Your copy of the data below must be exact and must leave out all pictures.

◆ Items listed in a dataset:
-=-=-

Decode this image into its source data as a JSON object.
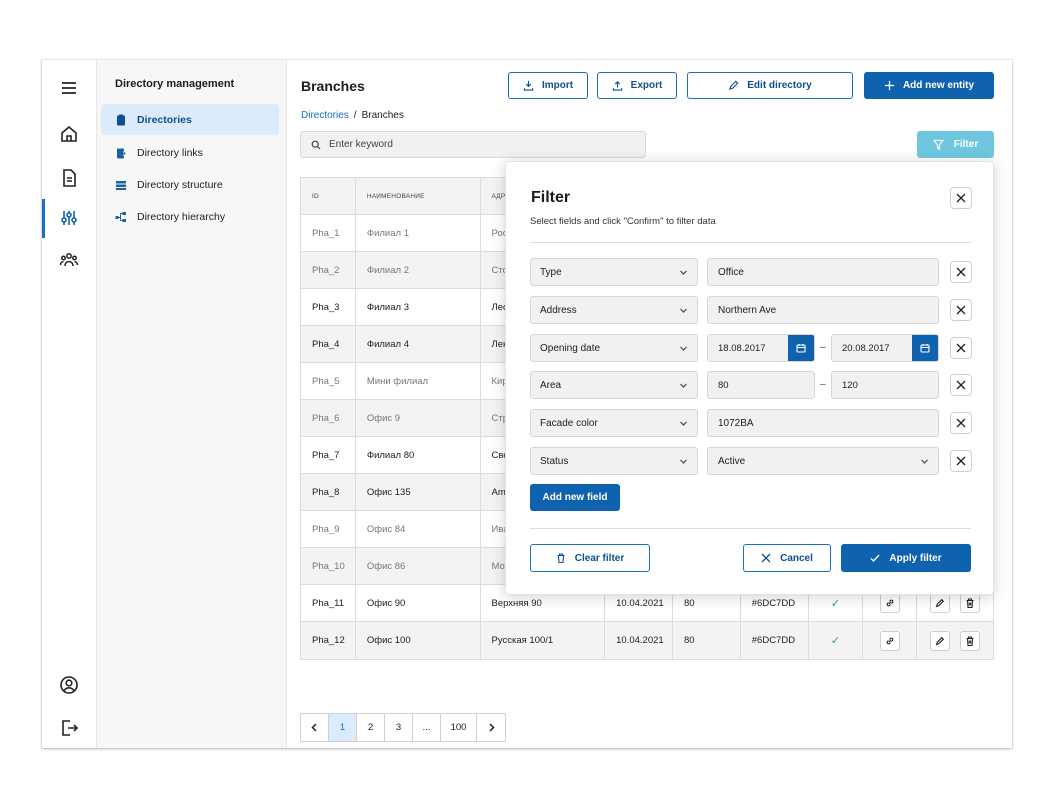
{
  "sidebar": {
    "title": "Directory management",
    "items": [
      {
        "label": "Directories",
        "icon": "clipboard-icon"
      },
      {
        "label": "Directory links",
        "icon": "link-doc-icon"
      },
      {
        "label": "Directory structure",
        "icon": "stack-icon"
      },
      {
        "label": "Directory hierarchy",
        "icon": "hierarchy-icon"
      }
    ]
  },
  "rail": {
    "icons": [
      "menu-icon",
      "home-icon",
      "document-icon",
      "sliders-icon",
      "users-icon",
      "user-circle-icon",
      "logout-icon"
    ],
    "active": "sliders-icon"
  },
  "header": {
    "title": "Branches",
    "import_label": "Import",
    "export_label": "Export",
    "edit_label": "Edit directory",
    "add_label": "Add new entity"
  },
  "breadcrumb": {
    "parent": "Directories",
    "separator": "/",
    "current": "Branches"
  },
  "search": {
    "placeholder": "Enter keyword"
  },
  "filter_button": {
    "label": "Filter"
  },
  "table": {
    "headers": [
      "ID",
      "НАИМЕНОВАНИЕ",
      "АДР"
    ],
    "rows": [
      {
        "id": "Pha_1",
        "name": "Филиал 1",
        "addr": "Рос"
      },
      {
        "id": "Pha_2",
        "name": "Филиал 2",
        "addr": "Стс"
      },
      {
        "id": "Pha_3",
        "name": "Филиал 3",
        "addr": "Лес"
      },
      {
        "id": "Pha_4",
        "name": "Филиал 4",
        "addr": "Лен"
      },
      {
        "id": "Pha_5",
        "name": "Мини филиал",
        "addr": "Кир"
      },
      {
        "id": "Pha_6",
        "name": "Офис 9",
        "addr": "Стр"
      },
      {
        "id": "Pha_7",
        "name": "Филиал 80",
        "addr": "Све"
      },
      {
        "id": "Pha_8",
        "name": "Офис 135",
        "addr": "Am"
      },
      {
        "id": "Pha_9",
        "name": "Офис 84",
        "addr": "Ива"
      },
      {
        "id": "Pha_10",
        "name": "Офис 86",
        "addr": "Мо"
      },
      {
        "id": "Pha_11",
        "name": "Офис 90",
        "addr": "Верхняя 90",
        "date": "10.04.2021",
        "area": "80",
        "color": "#6DC7DD",
        "check": "✓"
      },
      {
        "id": "Pha_12",
        "name": "Офис 100",
        "addr": "Русская 100/1",
        "date": "10.04.2021",
        "area": "80",
        "color": "#6DC7DD",
        "check": "✓"
      }
    ]
  },
  "pagination": {
    "pages": [
      "1",
      "2",
      "3",
      "...",
      "100"
    ],
    "current": "1"
  },
  "filter_panel": {
    "title": "Filter",
    "subtitle": "Select fields and click \"Confirm\" to filter data",
    "rows": [
      {
        "field": "Type",
        "value": "Office"
      },
      {
        "field": "Address",
        "value": "Northern Ave"
      },
      {
        "field": "Opening date",
        "from": "18.08.2017",
        "to": "20.08.2017"
      },
      {
        "field": "Area",
        "from": "80",
        "to": "120"
      },
      {
        "field": "Facade color",
        "value": "1072BA"
      },
      {
        "field": "Status",
        "value": "Active"
      }
    ],
    "range_separator": "–",
    "add_field_label": "Add new field",
    "clear_label": "Clear filter",
    "cancel_label": "Cancel",
    "apply_label": "Apply filter"
  },
  "colors": {
    "accent": "#0f62ad",
    "accent_light": "#dcebfb",
    "filter_button": "#6fc6df",
    "check": "#2aa36b"
  }
}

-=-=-

◆ RESULT FOR THIS TASK:
Decode this image into its source data as a JSON object.
{
  "sidebar": {
    "title": "Directory management",
    "items": [
      {
        "label": "Directories",
        "icon": "clipboard-icon"
      },
      {
        "label": "Directory links",
        "icon": "link-doc-icon"
      },
      {
        "label": "Directory structure",
        "icon": "stack-icon"
      },
      {
        "label": "Directory hierarchy",
        "icon": "hierarchy-icon"
      }
    ]
  },
  "rail": {
    "icons": [
      "menu-icon",
      "home-icon",
      "document-icon",
      "sliders-icon",
      "users-icon",
      "user-circle-icon",
      "logout-icon"
    ],
    "active": "sliders-icon"
  },
  "header": {
    "title": "Branches",
    "import_label": "Import",
    "export_label": "Export",
    "edit_label": "Edit directory",
    "add_label": "Add new entity"
  },
  "breadcrumb": {
    "parent": "Directories",
    "separator": "/",
    "current": "Branches"
  },
  "search": {
    "placeholder": "Enter keyword"
  },
  "filter_button": {
    "label": "Filter"
  },
  "table": {
    "headers": [
      "ID",
      "НАИМЕНОВАНИЕ",
      "АДР"
    ],
    "rows": [
      {
        "id": "Pha_1",
        "name": "Филиал 1",
        "addr": "Рос"
      },
      {
        "id": "Pha_2",
        "name": "Филиал 2",
        "addr": "Стс"
      },
      {
        "id": "Pha_3",
        "name": "Филиал 3",
        "addr": "Лес"
      },
      {
        "id": "Pha_4",
        "name": "Филиал 4",
        "addr": "Лен"
      },
      {
        "id": "Pha_5",
        "name": "Мини филиал",
        "addr": "Кир"
      },
      {
        "id": "Pha_6",
        "name": "Офис 9",
        "addr": "Стр"
      },
      {
        "id": "Pha_7",
        "name": "Филиал 80",
        "addr": "Све"
      },
      {
        "id": "Pha_8",
        "name": "Офис 135",
        "addr": "Am"
      },
      {
        "id": "Pha_9",
        "name": "Офис 84",
        "addr": "Ива"
      },
      {
        "id": "Pha_10",
        "name": "Офис 86",
        "addr": "Мо"
      },
      {
        "id": "Pha_11",
        "name": "Офис 90",
        "addr": "Верхняя 90",
        "date": "10.04.2021",
        "area": "80",
        "color": "#6DC7DD",
        "check": "✓"
      },
      {
        "id": "Pha_12",
        "name": "Офис 100",
        "addr": "Русская 100/1",
        "date": "10.04.2021",
        "area": "80",
        "color": "#6DC7DD",
        "check": "✓"
      }
    ]
  },
  "pagination": {
    "pages": [
      "1",
      "2",
      "3",
      "...",
      "100"
    ],
    "current": "1"
  },
  "filter_panel": {
    "title": "Filter",
    "subtitle": "Select fields and click \"Confirm\" to filter data",
    "rows": [
      {
        "field": "Type",
        "value": "Office"
      },
      {
        "field": "Address",
        "value": "Northern Ave"
      },
      {
        "field": "Opening date",
        "from": "18.08.2017",
        "to": "20.08.2017"
      },
      {
        "field": "Area",
        "from": "80",
        "to": "120"
      },
      {
        "field": "Facade color",
        "value": "1072BA"
      },
      {
        "field": "Status",
        "value": "Active"
      }
    ],
    "range_separator": "–",
    "add_field_label": "Add new field",
    "clear_label": "Clear filter",
    "cancel_label": "Cancel",
    "apply_label": "Apply filter"
  },
  "colors": {
    "accent": "#0f62ad",
    "accent_light": "#dcebfb",
    "filter_button": "#6fc6df",
    "check": "#2aa36b"
  }
}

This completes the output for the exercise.